In December 2011 the Conference of European Churches called for concerted action by the EU that meets ‘the needs of the people at the centre of the solution’. Prior to a meeting with the European Council, CEC church leaders said that this was not only a financial and economic crisis. In their view the crisis was political and ethical: we might add that it is also a social and spiritual crisis. Sustainable solutions that put people first were urged by Europe’s Christian leaders. Romanian church leaders spoke out in May 2011 to head off attempts by economic and political leaders to limit church contributions to addressing only the spiritual dimensions of the current crisis. A biblical response places spiritual dimensions at the heart of social and communal networks, suggesting that financially challenged individuals are also spiritual individuals and that these aspects of human experience are inextricably linked. Referring to a social crisis draws attention to the need to account for the human cost of the crisis to be addressed alongside attempts to balance national accounts.

A crisis of values

Few Christian commentators deny that the crisis, fuelled by the ready supply of cheap credit provided by Europe’s financial institutes, is a consequence of crass materialism and naked consumerism. The demise of many of the major credit suppliers seems already to be a fading memory. There is as yet little evidence that the crisis has provoked a widespread return to a more values-driven society, particularly a society driven by Christian values.
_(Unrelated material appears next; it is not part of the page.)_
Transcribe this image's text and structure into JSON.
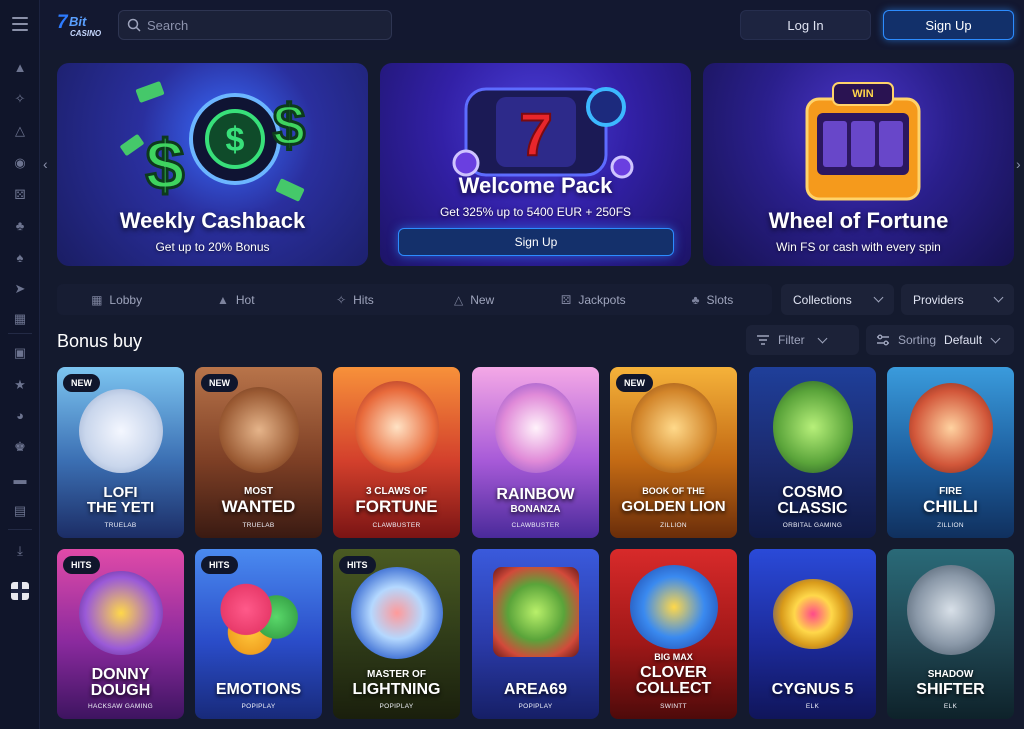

Meanwhile, secular commentators have suggested that in the face of predictions of decline, the economic, political, demographic and cultural assets of Europe would be likely to continue to drive the region’s global leadership. Church leaders argue, on the contrary, that without a renewal of the values that underlie the current crisis, further crises can be expected. A renewal of Christendom is certainly not what Europe needs right now but the social vision of the Christian Scripture certainly deserves urgent consideration by Europe’s political and economic leaders.